About the Program

The program consists of four required core courses, six to eight units of special topics seminars, two to four units of electives and a six-unit student project for a total of 36 units. Each core course comprises 10 weeks of instruction, twice per week for two-and-a-half hours per meeting.

Internship: Students who are preparing to become International Board Certified Lactation Consultants will be required to complete clinical internship hours.

Student project*: Each student will carry out

a research or evaluation project (produced in consultation with a guidance committee) during their second year, intended to allow

them to use the knowledge and skills learned

in a manner that will best serve them in their

profession. *Project will vary based on the

student’s chosen path.

Fees: Tuition is paid on a course-by-course basis. For current fees visit:


Fall Year 1

Winter Year 1

Spring Year 1

Nutrition During Pregnancy (6 units)

Lactation and Infant Nutrition (6 units)

Child and Adolescent Nutrition (6 units)

Fall Year 2

Winter Year 2

Spring Year 2

Applied Research Methods (4 units)



(2 units)

(2 units)




(2 units)

(2 units)


Student Project

Student Project

(2 units)

(4 units)

(2 units) (2 units)   Student Project Student Project (2 units) (4 units) cpe.ucdavis.edu/ nutrition


Program Eligibility

Admission to the program requires a bachelor’s degree with prior coursework that includes (or is comparable to): one year of general chemistry, two quarters of organic chemistry, a course in statistics, one course in general physiology and two quarters of the biochemistry of nutrition.
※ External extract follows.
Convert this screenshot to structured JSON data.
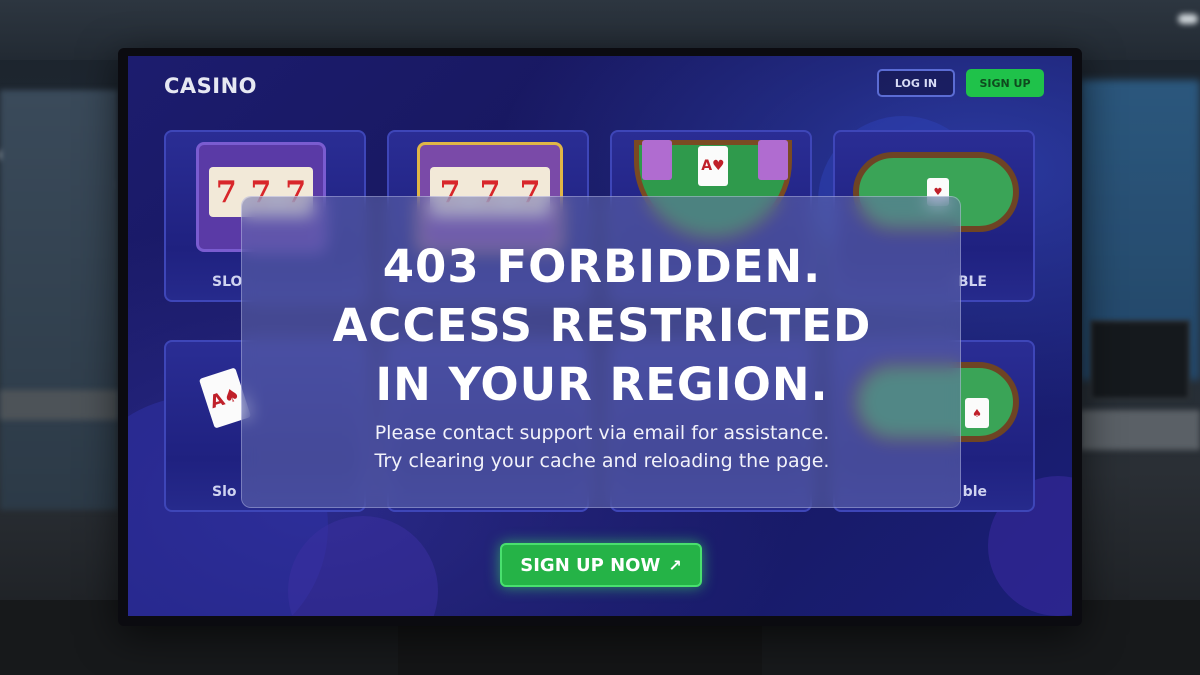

At least a B average (3.0) or its equivalent is normally required for admission.

“I gained the breadth I needed to understand the bigger picture relating to public health issues, as well as indispensable breastfeeding and infant nutrition knowledge.

–Carolyn Donohoe Mather, alumna
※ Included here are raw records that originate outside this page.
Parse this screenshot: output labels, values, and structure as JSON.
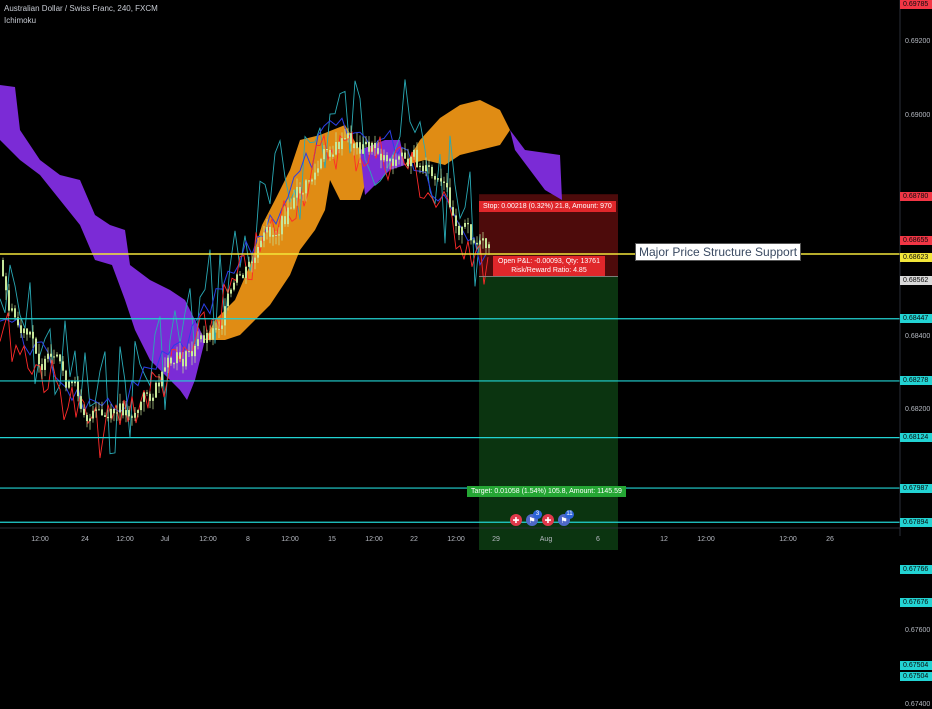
{
  "header": {
    "title": "Australian Dollar / Swiss Franc, 240, FXCM",
    "indicator": "Ichimoku"
  },
  "annotation": "Major Price Structure Support",
  "position": {
    "stop_text": "Stop: 0.00218 (0.32%) 21.8, Amount: 970",
    "pnl_text": "Open P&L: -0.00093, Qty: 13761",
    "rr_text": "Risk/Reward Ratio: 4.85",
    "target_text": "Target: 0.01058 (1.54%) 105.8, Amount: 1145.59"
  },
  "price_scale": {
    "ticks": [
      "0.69600",
      "0.69400",
      "0.69200",
      "0.69000",
      "0.68400",
      "0.68200",
      "0.67600",
      "0.67400"
    ],
    "labels": [
      {
        "text": "0.69785",
        "color": "#f23645"
      },
      {
        "text": "0.68780",
        "color": "#f23645"
      },
      {
        "text": "0.68655",
        "color": "#f23645"
      },
      {
        "text": "0.68623",
        "color": "#f2e63a"
      },
      {
        "text": "0.68562",
        "color": "#d9d9d9"
      },
      {
        "text": "0.68447",
        "color": "#22d3d3"
      },
      {
        "text": "0.68278",
        "color": "#22d3d3"
      },
      {
        "text": "0.68124",
        "color": "#22d3d3"
      },
      {
        "text": "0.67987",
        "color": "#22d3d3"
      },
      {
        "text": "0.67894",
        "color": "#22d3d3"
      },
      {
        "text": "0.67766",
        "color": "#22d3d3"
      },
      {
        "text": "0.67676",
        "color": "#22d3d3"
      },
      {
        "text": "0.67504",
        "color": "#22d3d3"
      },
      {
        "text": "0.67504",
        "color": "#22d3d3"
      }
    ]
  },
  "time_axis": [
    "12:00",
    "24",
    "12:00",
    "Jul",
    "12:00",
    "8",
    "12:00",
    "15",
    "12:00",
    "22",
    "12:00",
    "29",
    "Aug",
    "6",
    "12",
    "12:00",
    "12:00",
    "26"
  ],
  "events": [
    {
      "name": "event-flag-1",
      "symbol": "✚",
      "color": "#e0384b",
      "badge": ""
    },
    {
      "name": "event-flag-2",
      "symbol": "⚑",
      "color": "#4f68c8",
      "badge": "3"
    },
    {
      "name": "event-flag-3",
      "symbol": "✚",
      "color": "#e0384b",
      "badge": ""
    },
    {
      "name": "event-flag-4",
      "symbol": "⚑",
      "color": "#4f68c8",
      "badge": "11"
    }
  ],
  "colors": {
    "background": "#000000",
    "kumo_bearish": "#7b2bd6",
    "kumo_bullish": "#e08c14",
    "candle": "#c6e69a",
    "tenkan": "#ff2a2a",
    "kijun": "#2b3fe6",
    "chikou": "#29a9b5",
    "support_line": "#f2e63a",
    "level_line": "#22d3d3",
    "stop_zone": "#5a0d0d",
    "target_zone": "#0c3a12",
    "stop_label": "#e0272b",
    "target_label": "#25a634"
  }
}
Required Courses

Nutrition During Pregnancy 6 units Lactation and Infant Nutrition 6 units Child and Adolescent Nutrition 6 units Applied Research Methods 4 units Clinical Lactation 3 units (for students preparing to become IBCLCs)
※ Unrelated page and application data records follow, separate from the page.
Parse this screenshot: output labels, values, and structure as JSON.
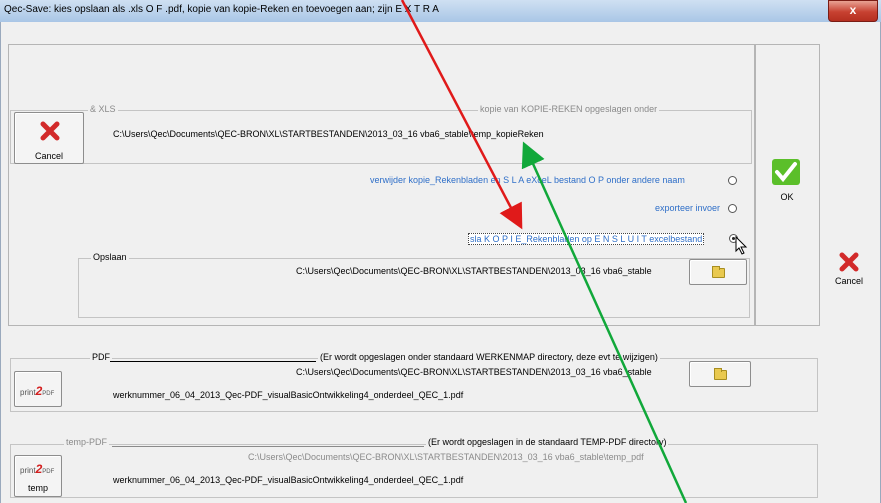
{
  "window": {
    "title": "Qec-Save:    kies opslaan als .xls  O F .pdf, kopie van kopie-Reken en toevoegen aan; zijn E X T R A",
    "close_glyph": "x"
  },
  "xls_group": {
    "label": "& XLS",
    "caption": "kopie van KOPIE-REKEN opgeslagen onder",
    "path": "C:\\Users\\Qec\\Documents\\QEC-BRON\\XL\\STARTBESTANDEN\\2013_03_16 vba6_stable\\temp_kopieReken",
    "cancel_label": "Cancel"
  },
  "options": [
    {
      "label": "verwijder kopie_Rekenbladen en S L A eXceL bestand O P onder andere naam",
      "selected": false
    },
    {
      "label": "exporteer invoer",
      "selected": false
    },
    {
      "label": "sla K O P I E_Rekenbladen op E N  S L U I T excelbestand",
      "selected": true
    }
  ],
  "ok_label": "OK",
  "cancel_label": "Cancel",
  "opslaan": {
    "label": "Opslaan",
    "path": "C:\\Users\\Qec\\Documents\\QEC-BRON\\XL\\STARTBESTANDEN\\2013_03_16 vba6_stable"
  },
  "pdf_group": {
    "label": "PDF",
    "note": "(Er wordt opgeslagen onder standaard WERKENMAP directory, deze evt te wijzigen)",
    "path": "C:\\Users\\Qec\\Documents\\QEC-BRON\\XL\\STARTBESTANDEN\\2013_03_16 vba6_stable",
    "filename": "werknummer_06_04_2013_Qec-PDF_visualBasicOntwikkeling4_onderdeel_QEC_1.pdf",
    "print_prefix": "print",
    "print_logo": "2",
    "print_suffix": "PDF"
  },
  "temp_pdf_group": {
    "label": "temp-PDF",
    "note": "(Er wordt opgeslagen in de standaard TEMP-PDF directory)",
    "path": "C:\\Users\\Qec\\Documents\\QEC-BRON\\XL\\STARTBESTANDEN\\2013_03_16 vba6_stable\\temp_pdf",
    "filename": "werknummer_06_04_2013_Qec-PDF_visualBasicOntwikkeling4_onderdeel_QEC_1.pdf",
    "print_prefix": "print",
    "print_logo": "2",
    "print_suffix": "PDF",
    "button_label": "temp"
  },
  "colors": {
    "accent_blue": "#2f6fc8",
    "ok_green": "#5bbf2a",
    "cancel_red": "#d22a2a",
    "arrow_red": "#e01a1a",
    "arrow_green": "#11a83a"
  }
}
Elective Courses

Two to four units of electives selected from related courses (may be taught in other departments) as approved by the student’s advisers.


A series of special two-unit seminars are

offered in the second year. Topics will vary

from year-to-year but will include:

• Topics in Epidemiology of Maternal and Child Nutrition

• Public Policy in Maternal and Child Nutrition

• Principles of Evidence-Based Practice

• Principles of Adult Education


Faculty members are internationally known for their groundbreaking research in maternal and child nutrition.

Caroline J. Chantry, M.D., professor emerita, clinical pediatrics, UC Davis Medical Center

Kathryn Dewey, Ph.D., professor emerita, Department of Nutrition, and director, Program in International and Community Nutrition, UC Davis

Reina Engle-Stone, Ph.D., assistant professor, Department of Nutrition, UC Davis

Jane Heinig, Ph.D., IBCLC, academic administrator, Department of Nutrition, UC Davis, and executive director, UC Davis Human Lactation Center

Carl L. Keen, Ph.D., professor, Department of Nutrition, UC Davis

Elizabeth Prado, Ph.D, assistant professor, Department of Nutrition, UC Davis

Christine Stewart, Ph.D., M.P.H., associate professor, Department of Nutrition, UC Davis

Mark Underwood, M.D., M.A.S, associate professor, clinical pediatrics, and chief, Division of Neonatology, UC Davis Health System


Admission is accepted for fall quarter every year. A complete application package must be submitted by April 15 for the fall 2019 program.

Apply online: gradstudies.ucdavis.edu/ prospective-students/apply-online

For application requirements, visit:


A nonrefundable fee of $105 (domestic applicants) or $125 (international applicants) must be paid when the application is submitted.

Transcripts: UC Davis requires academic records from each college-level institution attended. Vist: gradstudies.ucdavis.edu/ submit-transcripts

Financial assistance: Students must be enrolled in at least six units per quarter to be eligible. For details visit: financialaid.ucdavis. edu/graduate/apply

International students: Graduate students in F-1 or J-1 status must carry at least 12 units or the equivalent of a full course of study as

certified by the Dean of Graduate Studies.